Dear WJC Family,
This week’s parsha, Yitro, begins with Moshe sitting outside his tent and attempting to resolve the disputes between people. The line is around the proverbial block! His father-in-law Yitro sees this and chastises Moshe, “The thing you are doing is not right. You will surely wear yourself out, and these people as well. For the task is too heavy for you. You cannot do it alone.” He explains the idea of a court system, which Moses immediately adopts.
Moshe is the greatest leader in the history of the Jewish people and here he is taking advice from a Midianite priest? It seems strange – that is until we think about the influences on Moshe’s leadership. Moshe has two father figures. The first is Pharaoh who he seems to be emulating at the beginning of this story. The second is Yitro, whose household he lived in after killing the Egyptian taskmaster and fleeing Egypt. Obviously Yitro’s leadership is of a different style. The Pharaoh is involved in every decision and rules by fiat – a model of strength and protection for his people; Yitro appreciates that there are otherwise and capable people, and by utilizing everyone’s talents more can be accomplished for all. Perhaps what makes Moshe so successful as a leader is his ability to balance these two leadership styles, and knowing when to utilize each.

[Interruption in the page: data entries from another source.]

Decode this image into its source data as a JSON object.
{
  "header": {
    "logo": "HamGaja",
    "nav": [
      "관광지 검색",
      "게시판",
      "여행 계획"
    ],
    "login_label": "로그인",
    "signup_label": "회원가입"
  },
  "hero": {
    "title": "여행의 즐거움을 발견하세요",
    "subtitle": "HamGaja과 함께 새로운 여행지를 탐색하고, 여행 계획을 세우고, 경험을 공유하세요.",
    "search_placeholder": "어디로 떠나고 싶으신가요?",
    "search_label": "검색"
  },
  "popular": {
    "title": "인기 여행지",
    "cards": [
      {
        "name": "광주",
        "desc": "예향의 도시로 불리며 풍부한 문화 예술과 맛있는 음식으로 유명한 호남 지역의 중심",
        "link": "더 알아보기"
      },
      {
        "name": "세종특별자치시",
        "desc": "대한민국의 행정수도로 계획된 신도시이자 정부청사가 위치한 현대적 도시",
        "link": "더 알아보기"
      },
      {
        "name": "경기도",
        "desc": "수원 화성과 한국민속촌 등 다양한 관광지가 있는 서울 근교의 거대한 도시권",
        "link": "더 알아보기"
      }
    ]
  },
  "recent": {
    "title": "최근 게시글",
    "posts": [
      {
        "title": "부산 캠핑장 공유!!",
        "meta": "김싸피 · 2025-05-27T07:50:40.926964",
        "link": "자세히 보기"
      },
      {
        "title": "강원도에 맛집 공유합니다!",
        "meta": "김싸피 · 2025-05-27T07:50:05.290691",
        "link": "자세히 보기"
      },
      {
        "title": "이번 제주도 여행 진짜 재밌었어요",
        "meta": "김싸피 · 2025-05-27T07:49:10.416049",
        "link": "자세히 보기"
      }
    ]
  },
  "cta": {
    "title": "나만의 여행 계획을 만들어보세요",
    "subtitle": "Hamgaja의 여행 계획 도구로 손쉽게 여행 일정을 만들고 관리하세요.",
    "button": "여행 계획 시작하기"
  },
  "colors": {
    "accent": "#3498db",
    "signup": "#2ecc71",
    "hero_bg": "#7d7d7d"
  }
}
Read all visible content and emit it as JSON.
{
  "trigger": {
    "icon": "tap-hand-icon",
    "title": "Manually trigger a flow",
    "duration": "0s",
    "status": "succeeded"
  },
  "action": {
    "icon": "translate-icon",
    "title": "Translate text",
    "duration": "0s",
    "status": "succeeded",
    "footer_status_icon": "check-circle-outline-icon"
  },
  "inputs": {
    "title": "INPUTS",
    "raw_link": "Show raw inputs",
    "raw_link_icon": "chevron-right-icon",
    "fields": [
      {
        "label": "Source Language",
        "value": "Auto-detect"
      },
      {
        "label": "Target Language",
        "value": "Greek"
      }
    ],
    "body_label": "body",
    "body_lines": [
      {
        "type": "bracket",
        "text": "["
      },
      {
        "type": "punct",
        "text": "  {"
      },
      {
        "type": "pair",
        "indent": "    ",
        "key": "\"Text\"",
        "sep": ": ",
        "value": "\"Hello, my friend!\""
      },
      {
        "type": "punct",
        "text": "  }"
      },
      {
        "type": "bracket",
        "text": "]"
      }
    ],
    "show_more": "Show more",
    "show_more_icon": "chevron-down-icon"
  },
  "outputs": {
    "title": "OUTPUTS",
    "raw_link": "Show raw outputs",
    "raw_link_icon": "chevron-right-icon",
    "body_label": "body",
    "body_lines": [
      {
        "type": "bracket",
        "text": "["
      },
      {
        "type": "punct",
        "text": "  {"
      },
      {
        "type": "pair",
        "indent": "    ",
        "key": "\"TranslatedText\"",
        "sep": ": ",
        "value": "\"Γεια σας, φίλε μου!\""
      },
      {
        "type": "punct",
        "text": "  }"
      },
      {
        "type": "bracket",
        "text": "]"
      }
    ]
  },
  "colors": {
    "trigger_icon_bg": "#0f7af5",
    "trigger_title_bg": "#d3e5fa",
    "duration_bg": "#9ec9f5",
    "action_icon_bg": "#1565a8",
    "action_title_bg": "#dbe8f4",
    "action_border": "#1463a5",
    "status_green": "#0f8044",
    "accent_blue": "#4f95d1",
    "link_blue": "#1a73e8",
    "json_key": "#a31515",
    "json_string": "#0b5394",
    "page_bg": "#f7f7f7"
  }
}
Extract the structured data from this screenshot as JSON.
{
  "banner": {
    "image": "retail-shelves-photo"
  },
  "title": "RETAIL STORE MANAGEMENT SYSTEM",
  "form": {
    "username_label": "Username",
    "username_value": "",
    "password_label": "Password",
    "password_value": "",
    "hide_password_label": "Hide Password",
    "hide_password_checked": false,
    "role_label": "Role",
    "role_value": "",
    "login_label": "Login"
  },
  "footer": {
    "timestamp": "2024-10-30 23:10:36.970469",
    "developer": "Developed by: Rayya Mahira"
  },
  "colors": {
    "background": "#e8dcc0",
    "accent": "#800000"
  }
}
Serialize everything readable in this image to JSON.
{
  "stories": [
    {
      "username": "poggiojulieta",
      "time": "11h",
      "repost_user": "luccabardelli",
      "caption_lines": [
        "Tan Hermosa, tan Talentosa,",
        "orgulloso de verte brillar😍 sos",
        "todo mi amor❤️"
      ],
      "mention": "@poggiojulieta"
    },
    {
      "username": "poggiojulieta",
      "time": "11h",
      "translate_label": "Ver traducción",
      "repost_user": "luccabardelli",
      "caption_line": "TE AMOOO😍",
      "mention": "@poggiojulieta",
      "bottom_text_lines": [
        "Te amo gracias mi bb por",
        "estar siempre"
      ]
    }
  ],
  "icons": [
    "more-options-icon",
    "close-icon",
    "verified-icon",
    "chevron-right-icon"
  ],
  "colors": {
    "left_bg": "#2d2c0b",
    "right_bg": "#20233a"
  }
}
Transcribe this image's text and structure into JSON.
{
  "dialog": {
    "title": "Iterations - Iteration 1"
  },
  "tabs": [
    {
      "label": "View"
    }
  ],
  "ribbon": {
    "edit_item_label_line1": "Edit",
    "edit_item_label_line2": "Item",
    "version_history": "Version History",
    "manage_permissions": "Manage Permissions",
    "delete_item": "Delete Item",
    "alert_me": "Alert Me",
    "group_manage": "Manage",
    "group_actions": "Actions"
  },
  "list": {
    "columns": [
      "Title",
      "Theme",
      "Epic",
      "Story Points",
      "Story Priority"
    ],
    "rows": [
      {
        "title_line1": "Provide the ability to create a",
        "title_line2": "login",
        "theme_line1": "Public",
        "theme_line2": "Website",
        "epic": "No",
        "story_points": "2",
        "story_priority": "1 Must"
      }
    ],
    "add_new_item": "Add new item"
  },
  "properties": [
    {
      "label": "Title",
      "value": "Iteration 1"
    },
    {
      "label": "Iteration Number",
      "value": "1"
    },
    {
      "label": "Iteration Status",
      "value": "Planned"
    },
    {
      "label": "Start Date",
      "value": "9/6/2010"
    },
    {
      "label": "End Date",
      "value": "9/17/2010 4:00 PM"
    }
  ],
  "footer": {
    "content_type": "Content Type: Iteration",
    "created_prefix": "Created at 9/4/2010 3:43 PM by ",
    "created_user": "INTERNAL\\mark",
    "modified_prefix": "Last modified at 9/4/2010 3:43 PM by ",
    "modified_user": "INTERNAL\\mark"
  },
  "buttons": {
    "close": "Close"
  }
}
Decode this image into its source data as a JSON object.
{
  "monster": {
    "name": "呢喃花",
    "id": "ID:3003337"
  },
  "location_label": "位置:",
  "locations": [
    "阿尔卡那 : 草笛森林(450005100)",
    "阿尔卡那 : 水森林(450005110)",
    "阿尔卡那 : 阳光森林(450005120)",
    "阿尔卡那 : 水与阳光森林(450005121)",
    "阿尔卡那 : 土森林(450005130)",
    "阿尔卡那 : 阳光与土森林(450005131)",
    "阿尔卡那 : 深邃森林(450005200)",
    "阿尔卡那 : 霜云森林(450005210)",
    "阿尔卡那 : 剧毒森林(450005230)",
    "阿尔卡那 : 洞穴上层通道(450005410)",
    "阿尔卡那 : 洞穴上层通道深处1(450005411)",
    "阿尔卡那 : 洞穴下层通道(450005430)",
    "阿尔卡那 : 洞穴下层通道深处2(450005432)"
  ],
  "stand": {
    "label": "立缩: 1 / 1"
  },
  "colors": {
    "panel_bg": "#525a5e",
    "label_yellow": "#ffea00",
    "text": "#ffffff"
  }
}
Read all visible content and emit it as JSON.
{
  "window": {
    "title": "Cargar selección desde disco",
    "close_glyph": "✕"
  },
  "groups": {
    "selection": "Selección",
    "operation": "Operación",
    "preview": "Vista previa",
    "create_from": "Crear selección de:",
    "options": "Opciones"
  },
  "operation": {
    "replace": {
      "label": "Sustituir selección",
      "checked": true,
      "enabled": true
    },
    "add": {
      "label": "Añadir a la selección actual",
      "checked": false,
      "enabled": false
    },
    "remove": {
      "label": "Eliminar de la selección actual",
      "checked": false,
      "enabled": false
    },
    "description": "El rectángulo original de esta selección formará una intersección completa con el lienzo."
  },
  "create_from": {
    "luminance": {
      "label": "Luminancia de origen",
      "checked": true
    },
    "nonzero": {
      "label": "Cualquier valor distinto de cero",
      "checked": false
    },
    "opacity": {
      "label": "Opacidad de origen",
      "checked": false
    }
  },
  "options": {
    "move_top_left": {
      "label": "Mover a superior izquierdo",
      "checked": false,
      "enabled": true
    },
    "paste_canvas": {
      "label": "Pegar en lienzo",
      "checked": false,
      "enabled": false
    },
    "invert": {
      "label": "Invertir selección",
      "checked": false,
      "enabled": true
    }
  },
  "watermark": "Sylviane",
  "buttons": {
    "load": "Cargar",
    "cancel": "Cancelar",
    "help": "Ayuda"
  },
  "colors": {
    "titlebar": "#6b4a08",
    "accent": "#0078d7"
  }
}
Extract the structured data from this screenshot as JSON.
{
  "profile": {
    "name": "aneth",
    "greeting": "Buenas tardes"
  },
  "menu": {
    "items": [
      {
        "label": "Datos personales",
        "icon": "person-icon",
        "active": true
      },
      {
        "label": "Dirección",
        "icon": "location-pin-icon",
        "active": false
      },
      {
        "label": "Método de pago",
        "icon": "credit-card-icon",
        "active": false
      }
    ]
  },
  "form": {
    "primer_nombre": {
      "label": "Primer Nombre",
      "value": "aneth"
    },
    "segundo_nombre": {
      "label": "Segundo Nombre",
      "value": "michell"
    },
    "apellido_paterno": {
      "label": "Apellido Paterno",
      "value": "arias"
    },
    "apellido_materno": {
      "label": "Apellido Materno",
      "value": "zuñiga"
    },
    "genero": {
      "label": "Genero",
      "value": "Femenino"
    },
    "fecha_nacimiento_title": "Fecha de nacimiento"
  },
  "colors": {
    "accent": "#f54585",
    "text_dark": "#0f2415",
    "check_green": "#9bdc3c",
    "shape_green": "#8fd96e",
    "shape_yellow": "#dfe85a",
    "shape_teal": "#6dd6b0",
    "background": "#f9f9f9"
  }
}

I was thinking about rabbinic leadership a lot from Sunday evening to Tuesday afternoon as I sat with members of our Third Clergy search committee to interview 13 different candidates! It was overwhelming, but also incredibly encouraging. Not only was I pleased to see how many colleagues are interested in our position, but also by how intelligent, spiritual and gifted so many of the candidates are. Within the next week or so we will have a line-up of visiting candidates, so please mark your calendars and plan to join us for one or more events on the weekends of 2/28-3/1, 3/6-3/8, 3/13-3/15, and 3/20-3/22. Also, as we evaluate the candidates, please keep in mind that this is a new model for an assistant rabbi, focusing on contemporary spirituality and engagement/outreach in addition to normal rabbinic duties. For more information on that please see the article in the February Review or my previous emails.
Next week I will be davening with Mickey Mouse and Harry Potter along with my immediate family in Florida, so there will not be a personal message with the Shabbat email or a video. This week, however, we’ll be here and I will be teaching on Saturday morning. My remarks will be based on an amazing shiur I attended on Thursday at the Leffell Middle School Hagigat Matan Torah taught by Judaics teacher Matan Glazer and music teacher Josh Ehrlich. I am calling it, “The Sounds of Sinai,” and it will address how to know what to listen to in a world full of noise. I loved it and I hope you will too. Rabbi Segelman will be teaching on Friday night and Saturday afternoon. You can also click on the video link below for a completely different Dvar Torah to get us ready for Shabbat.
See you in shul,